===== Records supplied

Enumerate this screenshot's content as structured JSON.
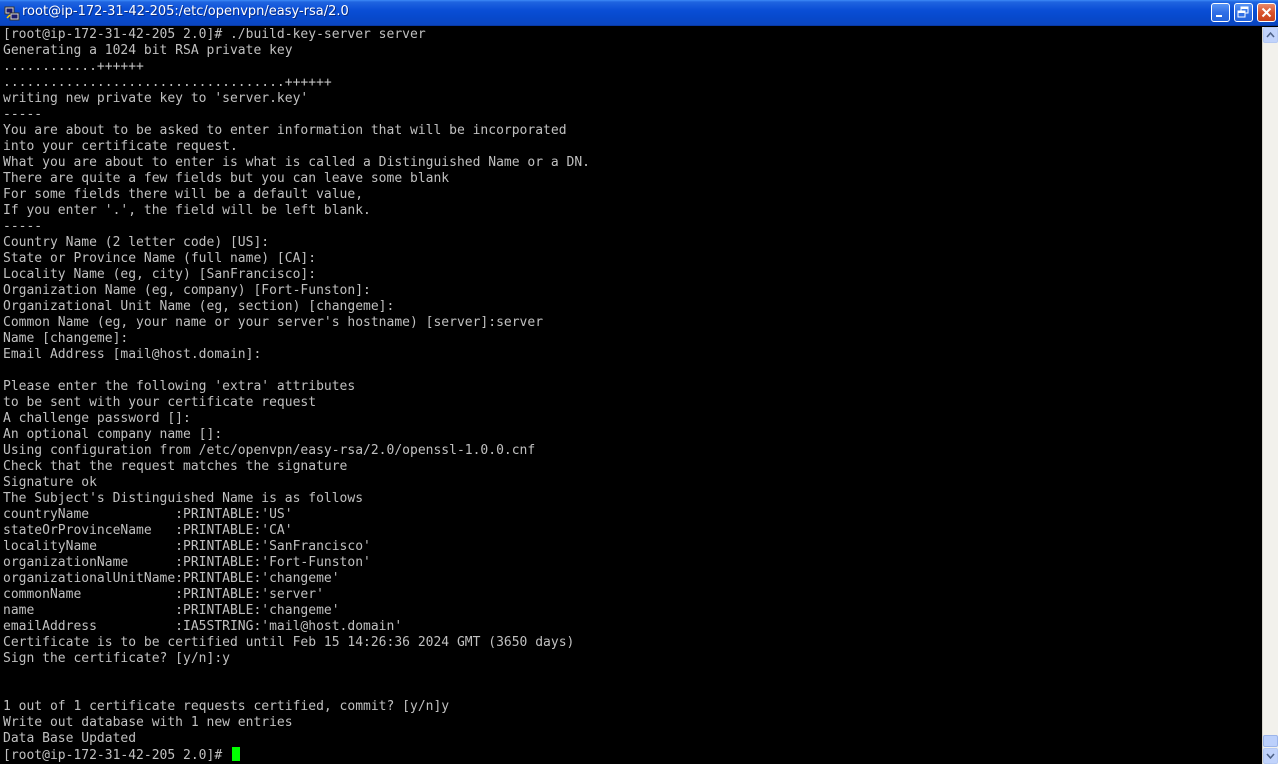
{
  "window": {
    "title": "root@ip-172-31-42-205:/etc/openvpn/easy-rsa/2.0"
  },
  "colors": {
    "titlebar": "#0a4ed6",
    "terminal_bg": "#000000",
    "terminal_fg": "#c0c0c0",
    "cursor": "#00ff00"
  },
  "terminal": {
    "lines": [
      "[root@ip-172-31-42-205 2.0]# ./build-key-server server",
      "Generating a 1024 bit RSA private key",
      "............++++++",
      "....................................++++++",
      "writing new private key to 'server.key'",
      "-----",
      "You are about to be asked to enter information that will be incorporated",
      "into your certificate request.",
      "What you are about to enter is what is called a Distinguished Name or a DN.",
      "There are quite a few fields but you can leave some blank",
      "For some fields there will be a default value,",
      "If you enter '.', the field will be left blank.",
      "-----",
      "Country Name (2 letter code) [US]:",
      "State or Province Name (full name) [CA]:",
      "Locality Name (eg, city) [SanFrancisco]:",
      "Organization Name (eg, company) [Fort-Funston]:",
      "Organizational Unit Name (eg, section) [changeme]:",
      "Common Name (eg, your name or your server's hostname) [server]:server",
      "Name [changeme]:",
      "Email Address [mail@host.domain]:",
      "",
      "Please enter the following 'extra' attributes",
      "to be sent with your certificate request",
      "A challenge password []:",
      "An optional company name []:",
      "Using configuration from /etc/openvpn/easy-rsa/2.0/openssl-1.0.0.cnf",
      "Check that the request matches the signature",
      "Signature ok",
      "The Subject's Distinguished Name is as follows",
      "countryName           :PRINTABLE:'US'",
      "stateOrProvinceName   :PRINTABLE:'CA'",
      "localityName          :PRINTABLE:'SanFrancisco'",
      "organizationName      :PRINTABLE:'Fort-Funston'",
      "organizationalUnitName:PRINTABLE:'changeme'",
      "commonName            :PRINTABLE:'server'",
      "name                  :PRINTABLE:'changeme'",
      "emailAddress          :IA5STRING:'mail@host.domain'",
      "Certificate is to be certified until Feb 15 14:26:36 2024 GMT (3650 days)",
      "Sign the certificate? [y/n]:y",
      "",
      "",
      "1 out of 1 certificate requests certified, commit? [y/n]y",
      "Write out database with 1 new entries",
      "Data Base Updated"
    ],
    "prompt": "[root@ip-172-31-42-205 2.0]# "
  }
}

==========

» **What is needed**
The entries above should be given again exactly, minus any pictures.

» **Written response**
Enumerate this screenshot's content as structured JSON.
{
  "window": {
    "title": "root@ip-172-31-42-205:/etc/openvpn/easy-rsa/2.0"
  },
  "colors": {
    "titlebar": "#0a4ed6",
    "terminal_bg": "#000000",
    "terminal_fg": "#c0c0c0",
    "cursor": "#00ff00"
  },
  "terminal": {
    "lines": [
      "[root@ip-172-31-42-205 2.0]# ./build-key-server server",
      "Generating a 1024 bit RSA private key",
      "............++++++",
      "....................................++++++",
      "writing new private key to 'server.key'",
      "-----",
      "You are about to be asked to enter information that will be incorporated",
      "into your certificate request.",
      "What you are about to enter is what is called a Distinguished Name or a DN.",
      "There are quite a few fields but you can leave some blank",
      "For some fields there will be a default value,",
      "If you enter '.', the field will be left blank.",
      "-----",
      "Country Name (2 letter code) [US]:",
      "State or Province Name (full name) [CA]:",
      "Locality Name (eg, city) [SanFrancisco]:",
      "Organization Name (eg, company) [Fort-Funston]:",
      "Organizational Unit Name (eg, section) [changeme]:",
      "Common Name (eg, your name or your server's hostname) [server]:server",
      "Name [changeme]:",
      "Email Address [mail@host.domain]:",
      "",
      "Please enter the following 'extra' attributes",
      "to be sent with your certificate request",
      "A challenge password []:",
      "An optional company name []:",
      "Using configuration from /etc/openvpn/easy-rsa/2.0/openssl-1.0.0.cnf",
      "Check that the request matches the signature",
      "Signature ok",
      "The Subject's Distinguished Name is as follows",
      "countryName           :PRINTABLE:'US'",
      "stateOrProvinceName   :PRINTABLE:'CA'",
      "localityName          :PRINTABLE:'SanFrancisco'",
      "organizationName      :PRINTABLE:'Fort-Funston'",
      "organizationalUnitName:PRINTABLE:'changeme'",
      "commonName            :PRINTABLE:'server'",
      "name                  :PRINTABLE:'changeme'",
      "emailAddress          :IA5STRING:'mail@host.domain'",
      "Certificate is to be certified until Feb 15 14:26:36 2024 GMT (3650 days)",
      "Sign the certificate? [y/n]:y",
      "",
      "",
      "1 out of 1 certificate requests certified, commit? [y/n]y",
      "Write out database with 1 new entries",
      "Data Base Updated"
    ],
    "prompt": "[root@ip-172-31-42-205 2.0]# "
  }
}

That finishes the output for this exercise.